@RequestMapping(value = "/load", produces = "image/svg+xml")
public ResponseEntity<String> load() {
  HttpHeaders responseHeaders = new HttpHeaders();
  responseHeaders.set("Refresh", "1");
  return new ResponseEntity<String>(

There’s a couple of very interesting things happening in this code. During execution we cross the language barrier from Java to R and back to Java. Note that the plotFunction function takes a normal Java double as the argument, and it returns a normal Java String. The R code operates on these values automatically, without a need for conversion.

For example, we pass a DataHolder object to R:

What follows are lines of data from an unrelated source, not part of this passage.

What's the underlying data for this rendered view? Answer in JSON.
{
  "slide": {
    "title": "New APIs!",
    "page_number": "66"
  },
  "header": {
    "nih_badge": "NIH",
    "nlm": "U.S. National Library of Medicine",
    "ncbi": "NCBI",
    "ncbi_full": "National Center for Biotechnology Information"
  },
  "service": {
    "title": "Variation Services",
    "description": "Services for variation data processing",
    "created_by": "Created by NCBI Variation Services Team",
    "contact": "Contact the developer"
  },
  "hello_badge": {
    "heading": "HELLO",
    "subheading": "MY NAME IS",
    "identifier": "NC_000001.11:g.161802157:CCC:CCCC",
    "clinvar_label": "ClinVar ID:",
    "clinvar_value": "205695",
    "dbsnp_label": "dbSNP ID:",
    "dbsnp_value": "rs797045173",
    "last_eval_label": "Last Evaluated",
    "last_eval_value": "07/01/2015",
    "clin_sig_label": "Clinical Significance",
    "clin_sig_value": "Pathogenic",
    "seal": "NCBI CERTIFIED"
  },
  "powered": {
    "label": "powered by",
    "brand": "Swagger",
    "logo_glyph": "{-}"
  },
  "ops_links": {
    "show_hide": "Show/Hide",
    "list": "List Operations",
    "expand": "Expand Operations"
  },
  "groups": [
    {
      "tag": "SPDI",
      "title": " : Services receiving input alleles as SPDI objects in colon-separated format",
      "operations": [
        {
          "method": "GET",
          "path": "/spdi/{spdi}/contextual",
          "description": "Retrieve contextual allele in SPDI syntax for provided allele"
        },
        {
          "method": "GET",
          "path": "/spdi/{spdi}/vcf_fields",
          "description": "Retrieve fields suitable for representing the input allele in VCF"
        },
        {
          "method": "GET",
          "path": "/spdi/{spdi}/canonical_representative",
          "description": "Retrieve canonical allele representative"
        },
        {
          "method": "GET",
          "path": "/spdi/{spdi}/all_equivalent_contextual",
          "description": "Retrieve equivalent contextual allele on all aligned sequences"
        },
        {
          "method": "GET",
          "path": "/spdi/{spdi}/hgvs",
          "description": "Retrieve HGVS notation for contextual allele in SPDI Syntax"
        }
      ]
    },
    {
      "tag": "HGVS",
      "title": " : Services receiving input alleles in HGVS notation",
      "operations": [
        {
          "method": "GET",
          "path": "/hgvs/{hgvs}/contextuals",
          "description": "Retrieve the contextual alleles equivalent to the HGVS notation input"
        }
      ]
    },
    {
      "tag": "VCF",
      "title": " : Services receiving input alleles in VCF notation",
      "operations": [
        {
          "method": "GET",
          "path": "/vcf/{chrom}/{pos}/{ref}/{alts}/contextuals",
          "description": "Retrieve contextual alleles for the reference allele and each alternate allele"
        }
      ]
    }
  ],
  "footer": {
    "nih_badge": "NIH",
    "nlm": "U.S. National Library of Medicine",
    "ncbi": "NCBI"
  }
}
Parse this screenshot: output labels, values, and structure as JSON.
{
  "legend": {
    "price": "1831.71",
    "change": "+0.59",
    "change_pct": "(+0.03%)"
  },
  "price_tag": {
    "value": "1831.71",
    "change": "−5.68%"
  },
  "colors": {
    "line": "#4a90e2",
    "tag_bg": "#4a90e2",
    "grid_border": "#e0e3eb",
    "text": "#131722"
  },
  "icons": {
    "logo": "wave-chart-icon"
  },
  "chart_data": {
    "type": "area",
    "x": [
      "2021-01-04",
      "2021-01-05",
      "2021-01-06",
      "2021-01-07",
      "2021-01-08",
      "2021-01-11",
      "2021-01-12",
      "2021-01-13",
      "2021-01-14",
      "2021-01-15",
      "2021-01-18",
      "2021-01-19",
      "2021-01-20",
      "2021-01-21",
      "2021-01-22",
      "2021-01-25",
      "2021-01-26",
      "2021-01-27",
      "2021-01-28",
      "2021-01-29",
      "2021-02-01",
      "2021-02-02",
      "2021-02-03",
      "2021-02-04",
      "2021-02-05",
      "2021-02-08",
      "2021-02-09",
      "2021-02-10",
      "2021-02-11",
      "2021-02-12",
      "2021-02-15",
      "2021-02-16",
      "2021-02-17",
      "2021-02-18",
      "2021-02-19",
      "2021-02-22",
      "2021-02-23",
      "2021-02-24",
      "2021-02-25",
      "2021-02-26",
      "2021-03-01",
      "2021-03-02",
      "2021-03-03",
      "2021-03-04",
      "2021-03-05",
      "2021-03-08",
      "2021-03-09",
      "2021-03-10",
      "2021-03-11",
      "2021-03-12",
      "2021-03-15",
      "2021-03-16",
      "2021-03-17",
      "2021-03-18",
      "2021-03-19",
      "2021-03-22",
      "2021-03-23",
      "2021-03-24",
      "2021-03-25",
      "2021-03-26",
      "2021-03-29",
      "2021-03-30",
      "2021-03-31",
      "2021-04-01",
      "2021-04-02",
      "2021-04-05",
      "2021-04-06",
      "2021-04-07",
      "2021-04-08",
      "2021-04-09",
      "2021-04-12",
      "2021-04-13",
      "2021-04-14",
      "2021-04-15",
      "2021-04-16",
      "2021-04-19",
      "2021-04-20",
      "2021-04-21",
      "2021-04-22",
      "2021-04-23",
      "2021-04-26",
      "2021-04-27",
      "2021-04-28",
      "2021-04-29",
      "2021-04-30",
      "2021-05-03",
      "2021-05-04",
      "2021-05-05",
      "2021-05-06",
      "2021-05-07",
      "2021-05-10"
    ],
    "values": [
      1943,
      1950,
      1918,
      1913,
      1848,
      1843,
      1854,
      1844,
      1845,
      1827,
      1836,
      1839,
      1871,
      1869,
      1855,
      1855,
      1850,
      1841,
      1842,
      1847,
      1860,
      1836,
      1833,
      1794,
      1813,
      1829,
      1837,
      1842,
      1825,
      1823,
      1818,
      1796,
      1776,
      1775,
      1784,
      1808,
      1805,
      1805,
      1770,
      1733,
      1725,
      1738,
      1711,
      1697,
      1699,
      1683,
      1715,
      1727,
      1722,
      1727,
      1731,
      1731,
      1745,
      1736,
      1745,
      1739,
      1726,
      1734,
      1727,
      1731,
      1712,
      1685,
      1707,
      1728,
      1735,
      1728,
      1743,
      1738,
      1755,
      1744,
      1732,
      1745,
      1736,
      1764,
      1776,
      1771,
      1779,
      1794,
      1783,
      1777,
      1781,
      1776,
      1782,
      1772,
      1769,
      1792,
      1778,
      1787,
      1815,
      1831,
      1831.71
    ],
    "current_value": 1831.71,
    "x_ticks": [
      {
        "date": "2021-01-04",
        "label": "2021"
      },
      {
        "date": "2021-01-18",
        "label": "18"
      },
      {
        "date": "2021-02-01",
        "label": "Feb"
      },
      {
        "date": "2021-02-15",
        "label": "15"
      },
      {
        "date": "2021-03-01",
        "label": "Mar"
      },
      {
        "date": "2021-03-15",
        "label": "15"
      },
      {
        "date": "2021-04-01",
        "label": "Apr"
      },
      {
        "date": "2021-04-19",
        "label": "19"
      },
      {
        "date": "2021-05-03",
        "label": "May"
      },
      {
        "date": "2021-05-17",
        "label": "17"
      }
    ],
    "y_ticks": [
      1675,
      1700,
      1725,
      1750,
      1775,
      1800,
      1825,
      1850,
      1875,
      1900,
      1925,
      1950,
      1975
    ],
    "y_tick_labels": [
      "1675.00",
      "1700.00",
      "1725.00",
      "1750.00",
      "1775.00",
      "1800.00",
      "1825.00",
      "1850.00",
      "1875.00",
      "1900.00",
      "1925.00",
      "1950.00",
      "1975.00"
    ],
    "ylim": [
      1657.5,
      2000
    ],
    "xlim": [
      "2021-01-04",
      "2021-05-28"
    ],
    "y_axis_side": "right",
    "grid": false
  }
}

public static class DataHolder {  public double value;  public DataHolder(double v) {    value = v;  }}

In the R code we access the DataHolder.value field using the normal R field access pattern:

function(dataHolder) {  svg()  data <<- c(data[2:100], dataHolder$value)  ...}

The interop works the other way too. For example it makes sense to log all the things through the Java logger for consistency.

For example, we have the following LogHolder class:

public class LogHolder {
private static final Log LOG =   
public static void log(double value, Object... args) {
  LOG.info(String.format("Logging (value = %s): %s", value,        

The following short snippet allows R code to access the Java LogHolder type and call its static log method:

logHolder <- java.type("org.graalvm.demos.springr.LogHolder")
logHolder$log(dataHolder$value, data[90:100])

Impressive, isn’t it?


In this article we looked at enhancing a normal Java application with code in another language, R. Every programming language has its own ecosystem and is great for certain problems. We took a normal Spring Boot application and added a small R script to generate a plot of the CPU load. Binding it all together is fairly straightforward as GraalVM allows you to export members of dynamic languages as Spring beans.